(Collection entries)
********************
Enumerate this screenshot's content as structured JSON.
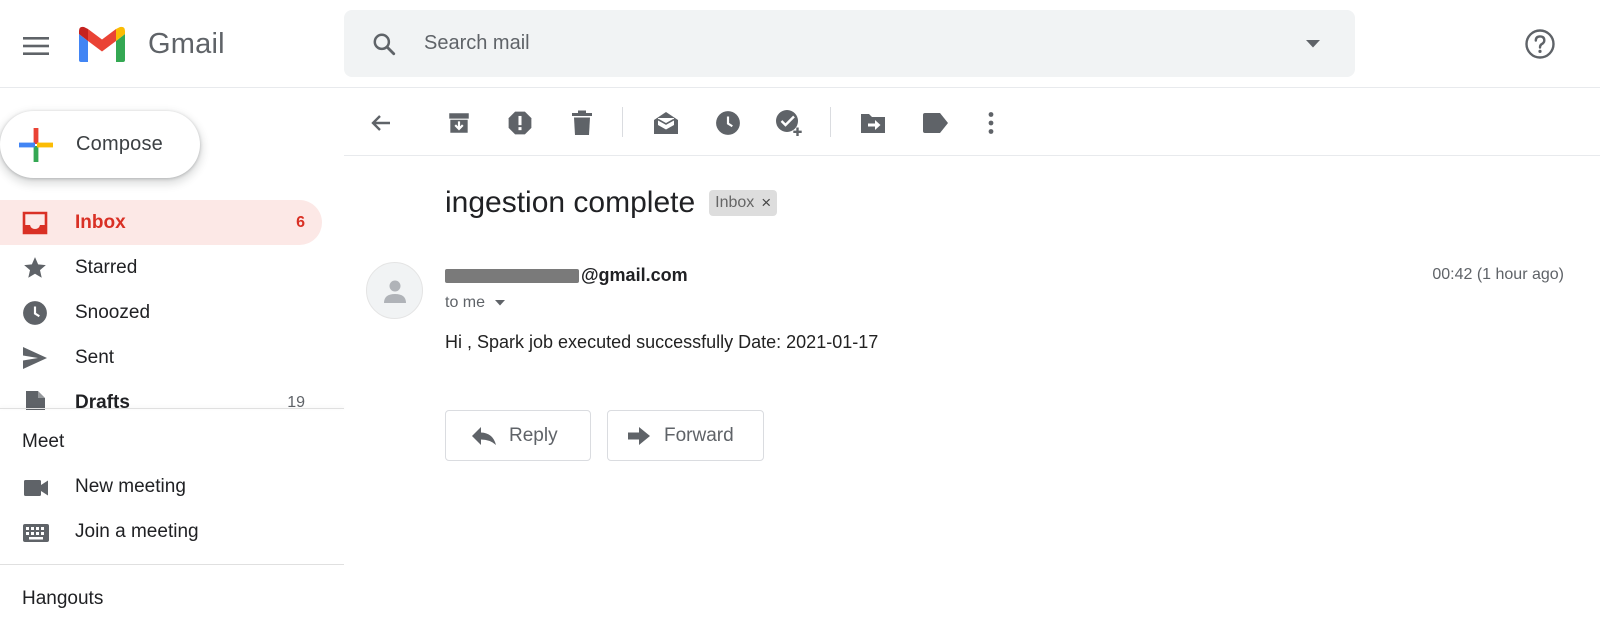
{
  "header": {
    "app_name": "Gmail",
    "search_placeholder": "Search mail"
  },
  "sidebar": {
    "compose_label": "Compose",
    "items": [
      {
        "label": "Inbox",
        "count": "6",
        "icon": "inbox-icon",
        "active": true
      },
      {
        "label": "Starred",
        "count": "",
        "icon": "star-icon"
      },
      {
        "label": "Snoozed",
        "count": "",
        "icon": "clock-icon"
      },
      {
        "label": "Sent",
        "count": "",
        "icon": "send-icon"
      },
      {
        "label": "Drafts",
        "count": "19",
        "icon": "draft-icon"
      }
    ],
    "meet": {
      "title": "Meet",
      "items": [
        {
          "label": "New meeting",
          "icon": "video-camera-icon"
        },
        {
          "label": "Join a meeting",
          "icon": "keyboard-icon"
        }
      ]
    },
    "hangouts_title": "Hangouts"
  },
  "message": {
    "subject": "ingestion complete",
    "label": "Inbox",
    "sender_visible": "@gmail.com",
    "recipient": "to me",
    "time": "00:42 (1 hour ago)",
    "body": "Hi , Spark job executed successfully Date: 2021-01-17",
    "reply_label": "Reply",
    "forward_label": "Forward"
  },
  "colors": {
    "accent": "#d93025",
    "active_bg": "#fce8e6",
    "icon_gray": "#5f6368",
    "search_bg": "#f1f3f4"
  }
}
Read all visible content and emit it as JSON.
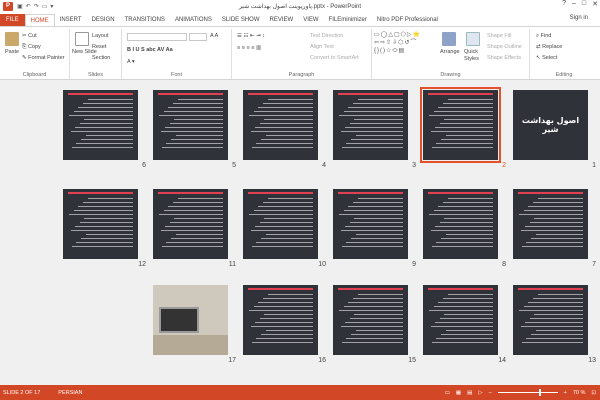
{
  "window": {
    "title": "پاورپوینت اصول بهداشت شیر.pptx - PowerPoint",
    "sign_in": "Sign in",
    "controls": [
      "?",
      "–",
      "□",
      "✕"
    ]
  },
  "tabs": [
    {
      "label": "FILE"
    },
    {
      "label": "HOME"
    },
    {
      "label": "INSERT"
    },
    {
      "label": "DESIGN"
    },
    {
      "label": "TRANSITIONS"
    },
    {
      "label": "ANIMATIONS"
    },
    {
      "label": "SLIDE SHOW"
    },
    {
      "label": "REVIEW"
    },
    {
      "label": "VIEW"
    },
    {
      "label": "FILEminimizer"
    },
    {
      "label": "Nitro PDF Professional"
    }
  ],
  "active_tab": "HOME",
  "ribbon": {
    "clipboard": {
      "label": "Clipboard",
      "paste": "Paste",
      "cut": "Cut",
      "copy": "Copy",
      "format_painter": "Format Painter"
    },
    "slides": {
      "label": "Slides",
      "new_slide": "New Slide",
      "layout": "Layout",
      "reset": "Reset",
      "section": "Section"
    },
    "font": {
      "label": "Font"
    },
    "paragraph": {
      "label": "Paragraph",
      "text_direction": "Text Direction",
      "align_text": "Align Text",
      "convert": "Convert to SmartArt"
    },
    "drawing": {
      "label": "Drawing",
      "arrange": "Arrange",
      "quick_styles": "Quick Styles",
      "shape_fill": "Shape Fill",
      "shape_outline": "Shape Outline",
      "shape_effects": "Shape Effects"
    },
    "editing": {
      "label": "Editing",
      "find": "Find",
      "replace": "Replace",
      "select": "Select"
    }
  },
  "slides": [
    {
      "num": "1",
      "title": "اصول بهداشت شیر",
      "kind": "title"
    },
    {
      "num": "2",
      "kind": "text",
      "selected": true
    },
    {
      "num": "3",
      "kind": "text"
    },
    {
      "num": "4",
      "kind": "text"
    },
    {
      "num": "5",
      "kind": "text"
    },
    {
      "num": "6",
      "kind": "text"
    },
    {
      "num": "7",
      "kind": "text"
    },
    {
      "num": "8",
      "kind": "text"
    },
    {
      "num": "9",
      "kind": "text"
    },
    {
      "num": "10",
      "kind": "text"
    },
    {
      "num": "11",
      "kind": "text"
    },
    {
      "num": "12",
      "kind": "text"
    },
    {
      "num": "13",
      "kind": "text"
    },
    {
      "num": "14",
      "kind": "text"
    },
    {
      "num": "15",
      "kind": "text"
    },
    {
      "num": "16",
      "kind": "text"
    },
    {
      "num": "17",
      "kind": "photo"
    }
  ],
  "status": {
    "slide_indicator": "SLIDE 2 OF 17",
    "language": "PERSIAN",
    "zoom": "70 %",
    "zoom_level": 0.7
  },
  "colors": {
    "accent": "#d24726",
    "selection": "#e2512a",
    "slide_bg": "#2f3238"
  }
}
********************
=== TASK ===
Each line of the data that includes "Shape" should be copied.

=== ANSWER FOR THIS EXERCISE ===
      "shape_fill": "Shape Fill",
      "shape_outline": "Shape Outline",
      "shape_effects": "Shape Effects"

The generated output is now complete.